An Unnamed Creatures Tale: Chapter Two

Written on January 31, 2014

Chapter Two

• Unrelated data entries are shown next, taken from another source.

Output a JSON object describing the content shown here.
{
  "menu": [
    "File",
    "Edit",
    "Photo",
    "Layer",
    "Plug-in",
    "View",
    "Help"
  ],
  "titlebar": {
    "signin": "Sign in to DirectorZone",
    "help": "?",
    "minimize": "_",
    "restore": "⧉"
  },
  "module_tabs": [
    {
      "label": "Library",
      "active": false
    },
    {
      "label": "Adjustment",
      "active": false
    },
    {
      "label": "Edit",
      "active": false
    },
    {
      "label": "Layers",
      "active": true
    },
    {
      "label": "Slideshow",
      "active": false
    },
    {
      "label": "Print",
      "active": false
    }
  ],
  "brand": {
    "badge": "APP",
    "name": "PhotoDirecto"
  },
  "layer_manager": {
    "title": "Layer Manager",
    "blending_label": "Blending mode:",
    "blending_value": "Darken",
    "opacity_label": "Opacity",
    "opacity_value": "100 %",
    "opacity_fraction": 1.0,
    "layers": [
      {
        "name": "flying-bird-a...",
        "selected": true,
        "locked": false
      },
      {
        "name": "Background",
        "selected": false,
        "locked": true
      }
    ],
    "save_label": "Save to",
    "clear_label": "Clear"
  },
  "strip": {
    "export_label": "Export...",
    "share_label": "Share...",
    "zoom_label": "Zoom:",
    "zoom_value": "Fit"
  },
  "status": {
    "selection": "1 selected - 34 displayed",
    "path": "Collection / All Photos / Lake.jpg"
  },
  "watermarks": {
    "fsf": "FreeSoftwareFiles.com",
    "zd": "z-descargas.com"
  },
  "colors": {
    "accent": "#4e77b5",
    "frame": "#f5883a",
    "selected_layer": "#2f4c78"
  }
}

The sun sat stoutly overhead between two puffy clouds by the time she completed her duties. Sometimes she wondered if any other Norn had so much to do in one day, but then she remembered how many others lived in much worse conditions. There was much to be grateful for.
As she walked through the unplanted meadows of tall summer grass, she found herself humming a little tune to herself. Insects lazily buzzed by, still eternally tired from the warm sun. She snapped one up as it flew by, delighting in its mildly sweet crunch. Off in the distance, a group of Norns was huddled at the far end of another meadow that had been partially converted to a field. Beyond it was the dark shadow of the forest. It always made her shiver, and today was no exception. There was something about the darkness that left her feeling unsettled, though others convinced her that it was all in her imagination. Judging by the stories she could tell, it was not implausible.
She curled up her nostril in annoyance just before she was noticed. “Hello, Veerin,” she managed to say as joyfully as possible. “Planting carrots, I see?”
Veerin was a rather tall Norn, with a brilliant coat of glimmering black sprinkled with white spots. Her own coat was quite radiant in its own way, with its stripes of gold interspersed among deep amber. Veerin never seemed to notice it, though. “No, turnips. Remember what Johmas said at the last council meeting? We have plenty of carrots in storage. You might do well to pay closer attention, Ravella.”
Her ears burned with embarrassment. Had she really forgotten something so simple? It was difficult to listen to lectures like these, though. Every Norn seemed to enjoy correcting her on every mistake she made. She wasn’t the sharpest Norn, but she was far from unintelligent. Details just never liked to stay with her. She blamed it on a fuzzy memory. Besides, who cared whether it was carrots or turnips?
Furthermore,” Veerin pulled her away from the others, continuing in a tone dripping with irritation, “Why make a fool of yourself? Our marriage is to take place within the next moon. I would so hate for everyone to think of us as forgetful. I am not the forgetful type. Are you?”
The embarrassment reached her stomach, and she felt pangs of pain. Yet looking at Veerin, all she could see was a future with chastising and whining. It was infuriating, and his grasp on her arm was far too tight for comfort. In a wild move, she wrenched free from Veerin and raced into the forest. The dark shadows crept onto her skin, but here she was alone. And safe.
Something urged her on into this seemingly frightening place. The summer sun was blotted out by a dense canopy of leaves, but she found no reason to turn back. Veerin would still be there this evening, and Johmas could save his lecture for tomorrow morning. She kicked at a pile of soggy leaves, imagining them to be Veerin. They exploded into a myriad of colors, and she laughed at the feeling of relief she felt to be away from the world of expectations and foreboding. Closing her eyes against the world, she reveled in her rare moment of freedom.
It was only when her eyes readjusted to the gloomy forest light that she realized she could no longer see the pastures. Behind her… No, that was wrong. That tree seemed familiar… And so did that one in the opposite direction. She tried one way, and simply felt even more lost. Veerin’s remarks about her forgetfulness made her feel awful about the simple task of remembering what direction she had come from. Tears stung at her eyes, threatening to mock her. And through that fresh sheen of tears, she saw a dark shadow in front of her. As she blinked, it moved.